Several members of the House Ways and Means Committee thanked Ozdemir for investing in the North American Soccer League franchise Indy Eleven, which begins its inaugural season in April. While members had questions about the proposed financing of the 18,500-seat venue, they did not question its impact on other taxpayer-supported venues downtown.
No one from the Capital Improvement Board, which would take ownership of the proposed stadium and be responsible for its bond payments, testified at the hearing. Indy Eleven initially will play at IUPUI's Michael A. Carroll Track and Soccer Stadium.

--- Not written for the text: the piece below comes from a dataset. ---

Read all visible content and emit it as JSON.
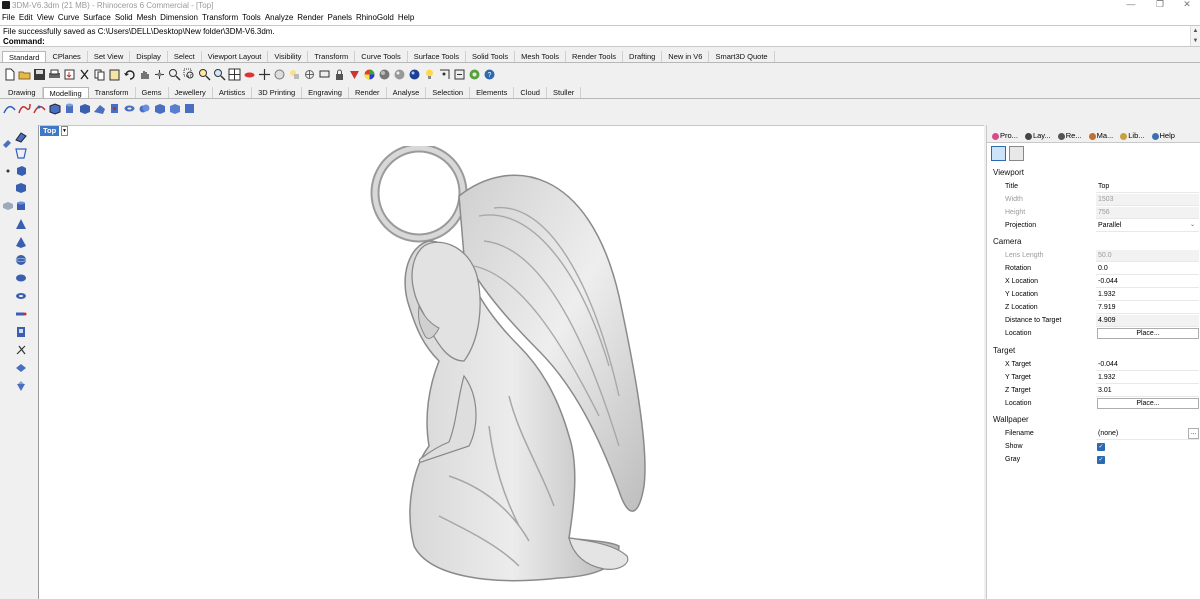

Rep. Steve Braun, R-Zionsville, said he was convinced there was plenty of support for professional soccer, and that he liked the idea of building another downtown venue.
“We really have a gap in our downtown facilities,” he said. “What we don’t have is an outdoor stadium of this size.”
Representatives of the Indiana Sports Corp., which promotes Indianapolis as a host for major sporting events, and the NCAA testified on behalf of Ozdemir’s proposal. Jeff Jarnecke, director of championships and alliances at the Indianapolis-based NCAA, said the multipurpose stadium that Ozdemir is proposing could host college-level field hockey, lacrosse, soccer and football.
“So we could wrestle Division III football away from Salem, Virginia, in that stadium that looks like it was built before the Civil War?” Committee Chairman Tim Brown asked.
Ozdemir said the venue also could host concerts, something that might put it in competition with Bankers Life Fieldhouse, said Mark Rosentraub, co-director of the Michigan Center for Sport Management at the University of Michigan, in an interview Friday.
“The Midwest right now is a very competitive market in terms of the supply of venues that can host events,” Rosentraub said. There are only so many touring acts each year, he said, and Indianapolis is competing with Louisville, Columbus and Cincinnati, all of which have venues similar to Bankers Life.
The Indiana Pacers will receive $11 million from the Capital Improvement Board this year to offset operating losses at the Fieldhouse. Another subsidy could be in the works, as the CIB is negotiating a long-term contract to keep the team in Indianapolis.
Ozdemir projects that the soccer stadium would generate $5.1 million a year in ticket-tax revenue, plus $4.1 million in sales and income taxes. He’s asking the Legislature to allow for the capture of $5 million of that revenue—money that wouldn't be generated if there were no soccer team—to back the stadium's bond payments.
The committee didn’t take a vote, but the proposal will be up for discussion again next week. Brown is looking to amend it to Senate Bill 308, which deals with Allen County’s professional sports development area.